The Rokkor 100-200 came out in 1965. It almost looks like they copied a Soligor design. The slider type design. Price when new was USD $184.50. To me that would be the low point of Rokkor zooms, but I haven't tested one yet.
Sooner or later I will own the Rokkor 100-200 because I own the Soligor 100-200, and I want to do a shootout between them.

I'll watch for a copy of the Rokkor 50-100 cheap If I find one I will test it and post the results.


Walter,

Thanks for taking the time to do some research. $250 in the mid-1960's must have made this a very expensive lens. This sample cost me 17.50 including delivery. Very Happy The lack of info on the web would seem to suggest it did not sell very well, but the minimum focus of 2 m and its size must have been a handicap.

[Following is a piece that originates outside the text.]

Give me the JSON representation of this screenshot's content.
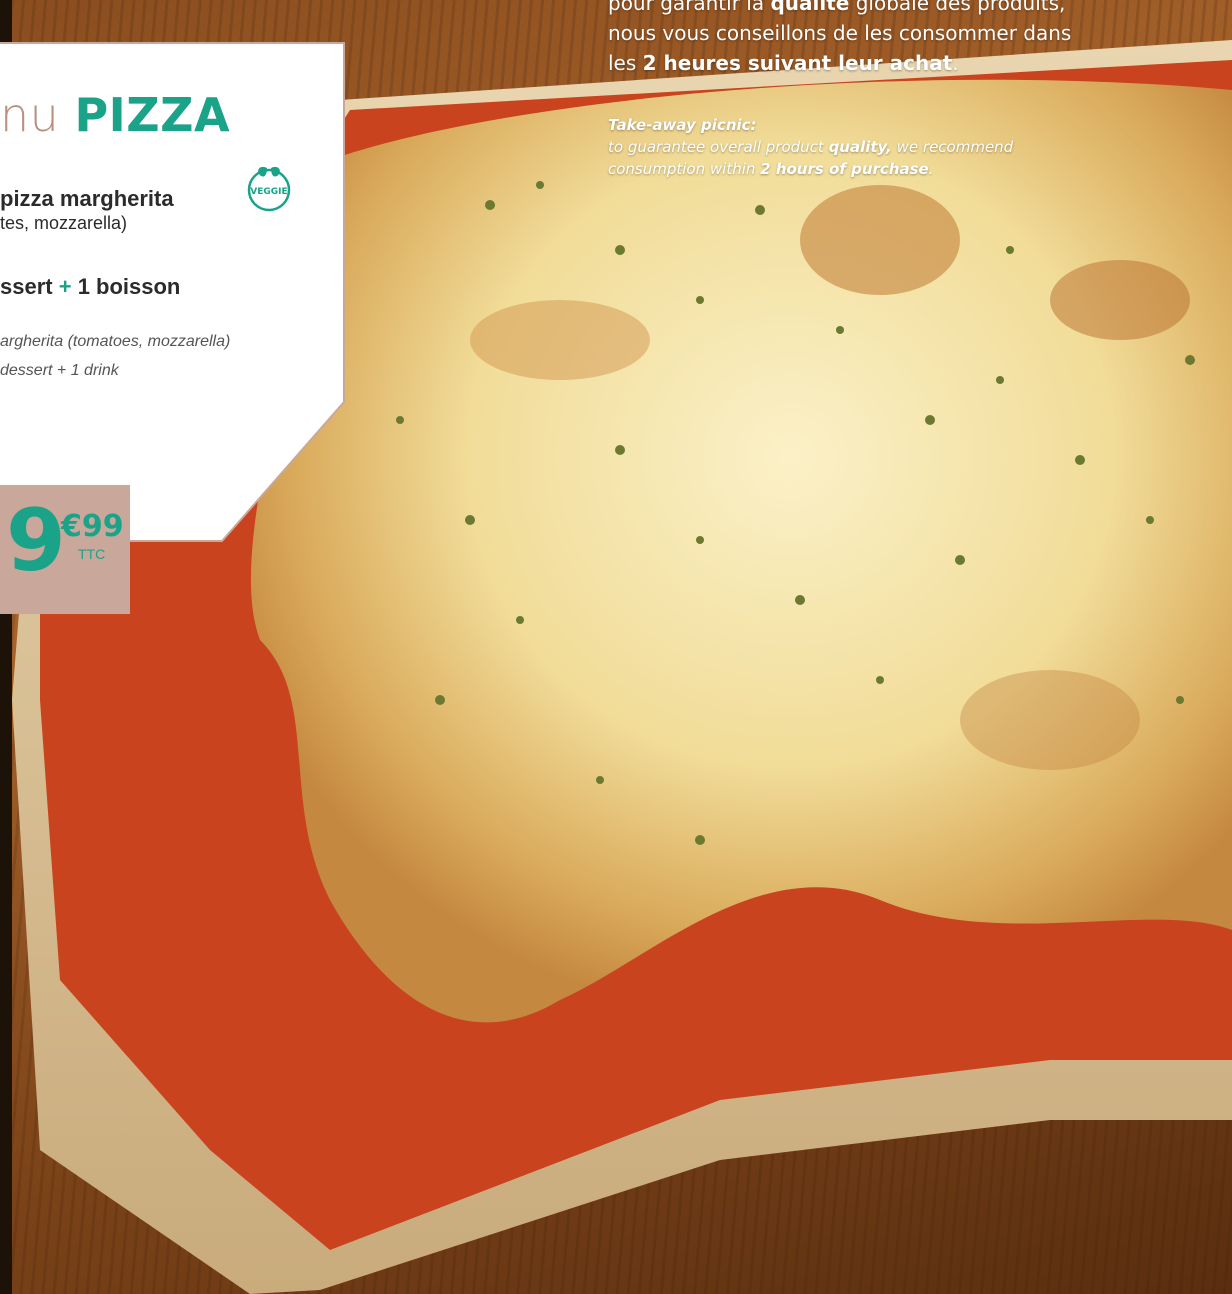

I've actually grown to rather like the results it produces in close up with the extension tube. It's not really useable at f3.5, but f5.6 is sharp enough when one gets the focus right. (I should mention that it has been windy and with such close focusing it does not take much movement of the flower for it to move out of the depth of field). It has a smooth rendering that I think works well with flowers. A bit of PP adjustment of the levels is needed, but that is to be expected of a 45-year old optical design I think.

The condition of the lens is quite good. The front elements are very clean because the front cap was fitted. But the rear cap was missing and so the rear element surface was really dirty and this has resulted in some coating damage, but it is quite minor. There is no hazing, but there is that odd golden glistening around the edges of some of the elements that i tried to photograph at the start of the thread. When I took the rear group out to clean, I noticed the same effect around the rim of the doublet. Therefore, it might be some deterioration of the cementing, but I've never seen anything like this before. It looks like fool's gold imbedded in the rim of the lenses!


Mark


PostPosted: Mon Oct 10, 2011 12:00 am    Post subject: Reply with quote

Mark, the shots you took today look dead on color wise. I know what you meen about the wind, every time I go out to shoot flowers a breeze comes out of nowhere. Smile
I think you got a very good price on the lens. It's really nice to see pictures from a lens, that you can't find samples for on the net.
If that is glue deteriorating, I wouldn't think it would have an effect unless you were shooting directly into a bright light.


PostPosted: Wed Jan 31, 2018 2:52 pm    Post subject: Rokkor 50 100mm f 3.5 lenses Reply with quote

I have at the moment the 80 160mm Rokkor Zoom, big & heavy
Close focus problem is solved with a suplimentary screw on, like a filter
I wonder if they made one for the 50 100 lens.
I have seen quite afew 80 160 lenses on ebay but have never seen
another one with the extra (Filter) I was just lucky I assume
I have just seen today the 50 100 lens,they all seem to be f3.5 lenses
on ebay I shall give it a bid.

mjkthelast